        > > --- In existlist@yahoogroups.com, eduardathome <yeoman@> wrote:
        > > >
        > > > Mary,
        > > >
        > > > I think that part of the difficulty may be that we are dealing with
        > > > 1930’s thought. The way I see it, Sartre is describing psychology as to
        > > > mental functioning and associated behaviour.
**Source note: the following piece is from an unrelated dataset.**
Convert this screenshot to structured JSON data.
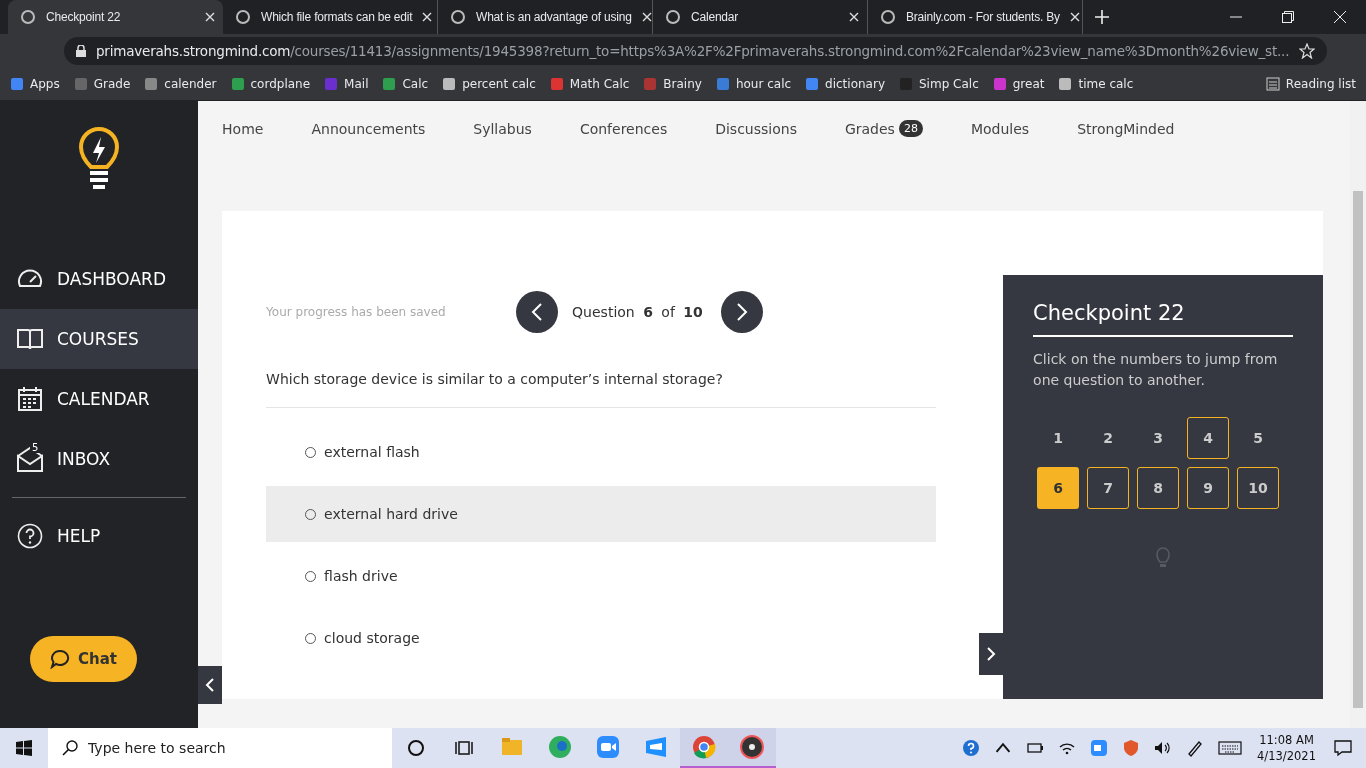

But in the 1930’s there
        > > > was very little in the way of realising that we actually used our brains
        > > > to think, so Sartre and others had to resort to labels and phraseology
        > > > which might suffice.
        > > >
        > > > But since such phraseology is disconnected from reality, it easily leads
        > > > to convoluted statements such as, "If I am a cafe waiter, this can be only
        > > > in the mode of *not being* one." That statement makes no sense, and I
        > > > can well appreciate the need for 800 pages of reading to obtain some kind
        > > > of understanding. I don’t believe that such a statement would be made
        > > > by anyone today in the 21st century.
        > > >
        > > > I read the paragraph at least 4 times now and still cannot make any sense
        > > > of it. For example, â€Å"This is the result of the fact that while I must
        > > > *play at being* a cafe waiter in order to be one, still it would be in
        > > > vain for me to play at being a diplomat or a sailor, for I would not be
        > > > one”. I think that what Sartre is saying is that a â€Å"diplomat” is a
        > > > position that requires substantial training and something to which you are
        > > > assigned. You can’t just walk into the Ministry of State building and
        > > > start acting like a diplomat as one might act as a waiter when walking
        > > > into a restaurant. But if that is the case, then Sartre weakens his
        > > > argument for mauvais foi, since the diplomat could equally confuse himself
        > > > with his role.
        > > >
        > > > I agree with your understanding of bad faith. I asked at the office, what
        > > > was the meaning of â€Å"mauvais foi”. It comes down to misrepresenting
        > > > yourself to others, as for example to have a hidden agenda. Sartre seems
        > > > to be using the term as misrepresenting yourself to yourself. In regard
        > > > to the question of whether it is possible to misrepresent yourself to
        > > > yourself, I should think that it is entirely possible. There is nothing
        > > > in the rule book of brain thinking that one has to be entirely logical and
        > > > transparent.
        > > >
        > > > I think the example of the waiter is put in the wrong sense which
        > > > compounds the difficulty. The waiter is said to be too precise and
        > > > therefore he/she has mauvais foi. But it really should be expressed the
        > > > other way around, as waiters who have mauvais foi tend to act in too
        > > > precise a manner. Not all waiters who act precisely have mauvais foi.
        > > > Neither do all beau parleurs.
        > > >
        > > > eduard
        > >
        >
      Your message has been successfully submitted and would be delivered to recipients shortly.